Platelet rich plasma can also be modified into a gel through a heating and cooling and multiple centrifugation process. This type of PRP is referred to as PRP gel. In layman’s terms, the PRP gel is simply a highly concentrated version of standard PRP, consisting of growth factors, cytokines, chemokines, and the fibrin scaffolding. Once in a gel form, the PRP may, again, be injected into the superficial and deep skin, and even into deeper tissue.
Common misconceptions about PRP
We commonly see PRP injections (and especially on social media platforms like Instagram) being used in replacement of fillers such as Juvederm, Restylane, and Voluma – To date, there are no studies that convincingly prove that PRP creates long-standing volume which injectable fillers accomplish predictably and successfully. More so, its value as an injectable into deeper tissue serves to be “trophic” or potentially stimulating tissue growth and regeneration as well as new blood vessel growth (angiogenesis).
PRP as a Adipose Cell and Injectable Filler Amplifyer
To expand a little more on its utility, PRP may also be mixed with other tissues and products. Some examples include: PRP can be mixed with stem cells, in doing so, magnifying the activation and effects of stem cells. PRP can also be mixed with fat cells. The advantage of mixing PRP with fat cells is that the PRP potentiates fat cell generation by as much as 20%, a feature which benefits us when performing fat transfer to the face and body because, under normal conditions, a significant amount of fat cells don’t make it through the transfer process for a multitude of reasons; hence, amplifying their survivability is of benefit. Lastly, the platelet rich plasma may be mixed with fillers. By mixing PRP with fillers, we now get the “trophic” advantages provided by the plasma, with the volumizing properties of the filler. Indeed, this is a very potent treatment for specific areas of the face including tear troughs, and far superior over simply injecting filler alone.
Lastly, PRP can be applied topically, after procedures that incite inflammation such as Fraxel laser, CO2, or Fractora treatments – its use here lends to creating a quicker healing process for the patient, and we see that clinically in that patients treated with PRP right after laser treatments tend to have a quicker, less red and inflamed recovery than those untreated. In my practice, I like to apply it to the tissue following facelift surgery which helps expedite the healing period.
Why you should consider PRP Treatments

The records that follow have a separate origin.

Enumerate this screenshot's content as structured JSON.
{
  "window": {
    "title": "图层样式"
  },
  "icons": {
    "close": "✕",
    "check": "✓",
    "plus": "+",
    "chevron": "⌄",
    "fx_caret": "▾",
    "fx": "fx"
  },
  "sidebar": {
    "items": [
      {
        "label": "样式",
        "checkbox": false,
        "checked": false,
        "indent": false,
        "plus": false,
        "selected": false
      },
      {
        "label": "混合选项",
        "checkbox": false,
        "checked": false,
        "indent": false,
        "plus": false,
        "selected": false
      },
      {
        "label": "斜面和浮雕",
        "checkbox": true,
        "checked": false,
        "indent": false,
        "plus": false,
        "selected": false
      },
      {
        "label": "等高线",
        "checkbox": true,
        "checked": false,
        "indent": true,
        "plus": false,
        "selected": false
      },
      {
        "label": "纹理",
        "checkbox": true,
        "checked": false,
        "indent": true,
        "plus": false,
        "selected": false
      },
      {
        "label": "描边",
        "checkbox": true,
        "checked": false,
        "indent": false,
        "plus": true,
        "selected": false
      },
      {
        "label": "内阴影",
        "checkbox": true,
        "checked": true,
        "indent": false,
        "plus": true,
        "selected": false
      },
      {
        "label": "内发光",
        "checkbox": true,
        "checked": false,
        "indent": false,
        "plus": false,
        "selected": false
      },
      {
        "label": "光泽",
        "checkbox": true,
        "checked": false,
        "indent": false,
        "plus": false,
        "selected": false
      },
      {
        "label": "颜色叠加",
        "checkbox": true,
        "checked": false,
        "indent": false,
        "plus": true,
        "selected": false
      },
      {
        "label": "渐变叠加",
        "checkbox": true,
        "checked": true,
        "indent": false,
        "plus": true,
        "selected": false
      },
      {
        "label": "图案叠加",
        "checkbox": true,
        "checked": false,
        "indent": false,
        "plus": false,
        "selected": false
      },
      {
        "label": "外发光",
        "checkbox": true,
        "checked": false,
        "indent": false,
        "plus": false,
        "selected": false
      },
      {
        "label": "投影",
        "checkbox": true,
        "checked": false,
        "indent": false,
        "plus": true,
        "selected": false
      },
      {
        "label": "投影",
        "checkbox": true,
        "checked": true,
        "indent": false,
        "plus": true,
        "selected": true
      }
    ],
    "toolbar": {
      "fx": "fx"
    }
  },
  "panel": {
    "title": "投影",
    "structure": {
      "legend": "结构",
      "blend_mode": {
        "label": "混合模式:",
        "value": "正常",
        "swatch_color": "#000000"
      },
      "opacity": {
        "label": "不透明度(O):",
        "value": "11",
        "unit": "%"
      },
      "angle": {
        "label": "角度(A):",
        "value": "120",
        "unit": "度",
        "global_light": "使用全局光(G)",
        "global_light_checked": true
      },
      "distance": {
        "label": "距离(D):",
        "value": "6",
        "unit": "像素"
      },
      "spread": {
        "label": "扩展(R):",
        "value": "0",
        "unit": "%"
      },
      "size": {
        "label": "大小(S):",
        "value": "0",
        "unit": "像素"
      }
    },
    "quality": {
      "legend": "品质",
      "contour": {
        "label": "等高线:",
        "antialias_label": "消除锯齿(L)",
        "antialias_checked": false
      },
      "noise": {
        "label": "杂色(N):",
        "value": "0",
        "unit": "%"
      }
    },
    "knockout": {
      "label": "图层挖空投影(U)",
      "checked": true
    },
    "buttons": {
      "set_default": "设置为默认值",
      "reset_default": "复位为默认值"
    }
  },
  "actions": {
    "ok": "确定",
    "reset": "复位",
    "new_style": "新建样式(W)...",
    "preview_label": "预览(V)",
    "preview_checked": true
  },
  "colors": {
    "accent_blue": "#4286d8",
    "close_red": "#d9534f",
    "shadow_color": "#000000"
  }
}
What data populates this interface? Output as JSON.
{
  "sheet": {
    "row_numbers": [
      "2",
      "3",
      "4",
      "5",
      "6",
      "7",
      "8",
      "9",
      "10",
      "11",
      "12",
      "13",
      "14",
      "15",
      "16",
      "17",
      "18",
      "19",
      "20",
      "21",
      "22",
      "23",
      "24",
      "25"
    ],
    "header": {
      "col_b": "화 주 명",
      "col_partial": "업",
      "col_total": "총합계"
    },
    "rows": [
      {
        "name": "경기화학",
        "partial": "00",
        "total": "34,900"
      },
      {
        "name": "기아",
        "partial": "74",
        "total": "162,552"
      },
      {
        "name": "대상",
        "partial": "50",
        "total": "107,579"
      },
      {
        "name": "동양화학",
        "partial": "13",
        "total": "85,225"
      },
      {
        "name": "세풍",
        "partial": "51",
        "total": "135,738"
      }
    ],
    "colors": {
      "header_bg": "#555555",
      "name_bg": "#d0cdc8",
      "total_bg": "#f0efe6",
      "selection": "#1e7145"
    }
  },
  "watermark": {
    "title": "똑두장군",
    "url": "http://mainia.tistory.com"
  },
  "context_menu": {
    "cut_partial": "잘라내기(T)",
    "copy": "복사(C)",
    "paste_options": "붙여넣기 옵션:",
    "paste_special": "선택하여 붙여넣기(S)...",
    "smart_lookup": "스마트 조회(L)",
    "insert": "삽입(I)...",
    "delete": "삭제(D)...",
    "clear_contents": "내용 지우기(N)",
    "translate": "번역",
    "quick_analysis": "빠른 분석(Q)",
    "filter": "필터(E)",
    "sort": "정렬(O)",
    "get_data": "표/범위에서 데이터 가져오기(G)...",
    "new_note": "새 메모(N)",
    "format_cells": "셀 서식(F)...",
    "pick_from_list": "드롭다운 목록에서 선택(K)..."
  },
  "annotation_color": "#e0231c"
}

PRP, or platelet rich plasma, provides several healing benefits as reviewed above. When utilized in the skin, we see improvements in skin thickness and greater organization of skin at a histologic level (when examined under a microscope), which translates to an improved tone and texture, both elements common in youthful skin. Additionally, PRP serves to augment the functionality and survivability of stem cells and adipose (fat) cells during aesthetic surgical procedures. We also reviewed how PRP may be implemented and combined with fillers to augment and optimize its results through the addition of trophic effects. Lastly, we found that PRP is helpful in reducing the inflammatory process following procedures such as laser resurfacing. With so much beneficial utility in aesthetic treatments, and because its derived from the most natural resource (your own body) , it behooves us to consider this regimen into our de-ageing treatments.